Data extract:

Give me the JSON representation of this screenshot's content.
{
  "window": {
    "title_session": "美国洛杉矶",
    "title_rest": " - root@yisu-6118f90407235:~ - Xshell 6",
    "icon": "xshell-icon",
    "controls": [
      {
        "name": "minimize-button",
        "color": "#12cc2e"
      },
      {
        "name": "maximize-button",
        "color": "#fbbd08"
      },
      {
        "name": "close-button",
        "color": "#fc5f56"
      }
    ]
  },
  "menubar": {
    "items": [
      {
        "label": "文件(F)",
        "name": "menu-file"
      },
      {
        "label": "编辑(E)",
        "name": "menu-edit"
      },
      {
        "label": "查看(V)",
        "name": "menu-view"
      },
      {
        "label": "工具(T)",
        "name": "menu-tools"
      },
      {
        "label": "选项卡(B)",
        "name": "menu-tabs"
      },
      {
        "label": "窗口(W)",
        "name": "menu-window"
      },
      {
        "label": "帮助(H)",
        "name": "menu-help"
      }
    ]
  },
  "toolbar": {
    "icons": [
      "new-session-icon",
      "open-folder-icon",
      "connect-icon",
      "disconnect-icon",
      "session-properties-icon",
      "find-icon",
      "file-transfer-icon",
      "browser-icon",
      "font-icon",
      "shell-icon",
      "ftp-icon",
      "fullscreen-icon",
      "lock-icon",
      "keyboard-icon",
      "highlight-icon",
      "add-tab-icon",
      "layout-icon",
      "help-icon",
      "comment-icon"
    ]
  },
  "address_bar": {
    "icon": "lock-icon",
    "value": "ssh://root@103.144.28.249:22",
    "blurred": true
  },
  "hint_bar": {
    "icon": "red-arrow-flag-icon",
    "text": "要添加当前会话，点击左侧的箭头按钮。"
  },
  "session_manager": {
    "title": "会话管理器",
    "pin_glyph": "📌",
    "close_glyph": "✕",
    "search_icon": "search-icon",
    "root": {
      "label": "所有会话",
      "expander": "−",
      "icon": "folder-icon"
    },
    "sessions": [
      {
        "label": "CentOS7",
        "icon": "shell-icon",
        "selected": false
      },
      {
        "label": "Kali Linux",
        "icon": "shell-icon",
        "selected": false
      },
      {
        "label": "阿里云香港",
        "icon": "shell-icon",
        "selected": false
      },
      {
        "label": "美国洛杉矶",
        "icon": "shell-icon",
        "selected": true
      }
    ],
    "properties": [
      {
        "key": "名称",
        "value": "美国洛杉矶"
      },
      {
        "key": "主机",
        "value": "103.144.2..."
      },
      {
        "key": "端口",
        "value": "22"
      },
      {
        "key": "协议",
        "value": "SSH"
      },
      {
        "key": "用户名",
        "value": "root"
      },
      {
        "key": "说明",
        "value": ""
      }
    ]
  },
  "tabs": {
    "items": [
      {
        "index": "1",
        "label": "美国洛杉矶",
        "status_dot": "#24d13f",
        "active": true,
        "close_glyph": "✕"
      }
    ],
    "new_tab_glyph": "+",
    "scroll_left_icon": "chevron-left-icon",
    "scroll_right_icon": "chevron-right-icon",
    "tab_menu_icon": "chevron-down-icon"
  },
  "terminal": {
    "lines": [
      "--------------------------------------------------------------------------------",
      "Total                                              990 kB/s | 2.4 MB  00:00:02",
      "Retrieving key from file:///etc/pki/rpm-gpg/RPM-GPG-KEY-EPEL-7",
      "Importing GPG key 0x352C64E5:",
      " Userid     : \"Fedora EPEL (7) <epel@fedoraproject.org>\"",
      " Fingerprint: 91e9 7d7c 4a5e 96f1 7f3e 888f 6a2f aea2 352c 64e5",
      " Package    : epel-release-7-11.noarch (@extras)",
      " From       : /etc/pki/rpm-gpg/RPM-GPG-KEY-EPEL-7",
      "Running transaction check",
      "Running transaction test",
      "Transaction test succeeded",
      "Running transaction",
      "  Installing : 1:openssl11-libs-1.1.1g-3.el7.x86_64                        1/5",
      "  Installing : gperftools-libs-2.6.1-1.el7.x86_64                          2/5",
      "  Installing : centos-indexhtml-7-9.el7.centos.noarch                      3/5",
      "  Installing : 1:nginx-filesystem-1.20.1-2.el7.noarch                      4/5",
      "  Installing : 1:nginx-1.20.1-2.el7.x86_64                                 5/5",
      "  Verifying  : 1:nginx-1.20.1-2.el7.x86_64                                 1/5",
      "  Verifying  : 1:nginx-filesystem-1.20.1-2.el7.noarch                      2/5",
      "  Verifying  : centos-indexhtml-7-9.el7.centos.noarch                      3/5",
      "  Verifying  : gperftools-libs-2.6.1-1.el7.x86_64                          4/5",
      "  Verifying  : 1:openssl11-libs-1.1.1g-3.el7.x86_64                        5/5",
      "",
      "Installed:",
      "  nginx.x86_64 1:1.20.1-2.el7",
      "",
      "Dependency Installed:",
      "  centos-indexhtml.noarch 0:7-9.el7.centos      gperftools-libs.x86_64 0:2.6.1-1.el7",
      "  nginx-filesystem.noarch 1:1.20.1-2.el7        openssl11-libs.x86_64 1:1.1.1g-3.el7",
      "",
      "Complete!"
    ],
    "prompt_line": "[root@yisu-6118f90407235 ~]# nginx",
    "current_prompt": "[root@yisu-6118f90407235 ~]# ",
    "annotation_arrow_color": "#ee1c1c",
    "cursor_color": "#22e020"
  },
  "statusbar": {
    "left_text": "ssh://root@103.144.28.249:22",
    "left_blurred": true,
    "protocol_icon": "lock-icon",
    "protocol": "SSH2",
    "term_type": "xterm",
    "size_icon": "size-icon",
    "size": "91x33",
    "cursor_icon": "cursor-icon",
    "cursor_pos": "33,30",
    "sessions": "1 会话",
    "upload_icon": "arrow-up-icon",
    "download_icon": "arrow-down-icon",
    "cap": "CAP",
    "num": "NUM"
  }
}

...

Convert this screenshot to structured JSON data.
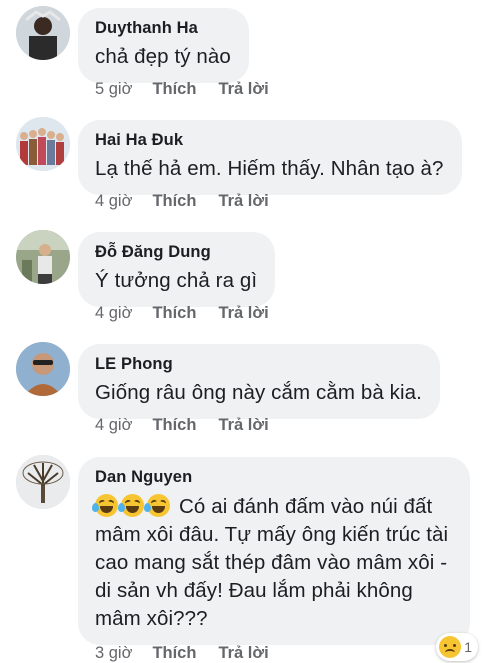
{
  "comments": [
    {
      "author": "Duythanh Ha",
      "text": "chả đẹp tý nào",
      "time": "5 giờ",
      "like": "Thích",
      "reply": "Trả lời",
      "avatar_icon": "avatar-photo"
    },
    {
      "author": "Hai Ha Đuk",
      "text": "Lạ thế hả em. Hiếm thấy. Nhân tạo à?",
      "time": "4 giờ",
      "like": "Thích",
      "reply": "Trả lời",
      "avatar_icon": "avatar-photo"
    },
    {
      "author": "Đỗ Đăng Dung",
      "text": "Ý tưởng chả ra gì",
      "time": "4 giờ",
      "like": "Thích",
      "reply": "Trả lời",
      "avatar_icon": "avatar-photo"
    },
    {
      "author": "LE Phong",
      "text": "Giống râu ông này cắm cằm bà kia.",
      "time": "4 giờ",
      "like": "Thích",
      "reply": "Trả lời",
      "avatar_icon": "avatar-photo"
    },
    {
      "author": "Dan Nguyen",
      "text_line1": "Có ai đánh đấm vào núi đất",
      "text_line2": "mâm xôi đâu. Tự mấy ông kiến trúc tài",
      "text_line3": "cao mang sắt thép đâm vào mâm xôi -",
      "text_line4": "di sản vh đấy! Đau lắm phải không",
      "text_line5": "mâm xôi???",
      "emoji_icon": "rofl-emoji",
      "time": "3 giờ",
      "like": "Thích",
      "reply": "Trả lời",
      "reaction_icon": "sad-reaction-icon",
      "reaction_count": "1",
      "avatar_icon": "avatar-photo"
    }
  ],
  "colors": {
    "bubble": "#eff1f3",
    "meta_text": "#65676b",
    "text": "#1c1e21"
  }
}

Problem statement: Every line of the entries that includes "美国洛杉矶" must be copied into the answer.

Task answer:
    "title_session": "美国洛杉矶",
        "label": "美国洛杉矶",
        "value": "美国洛杉矶"
        "label": "美国洛杉矶",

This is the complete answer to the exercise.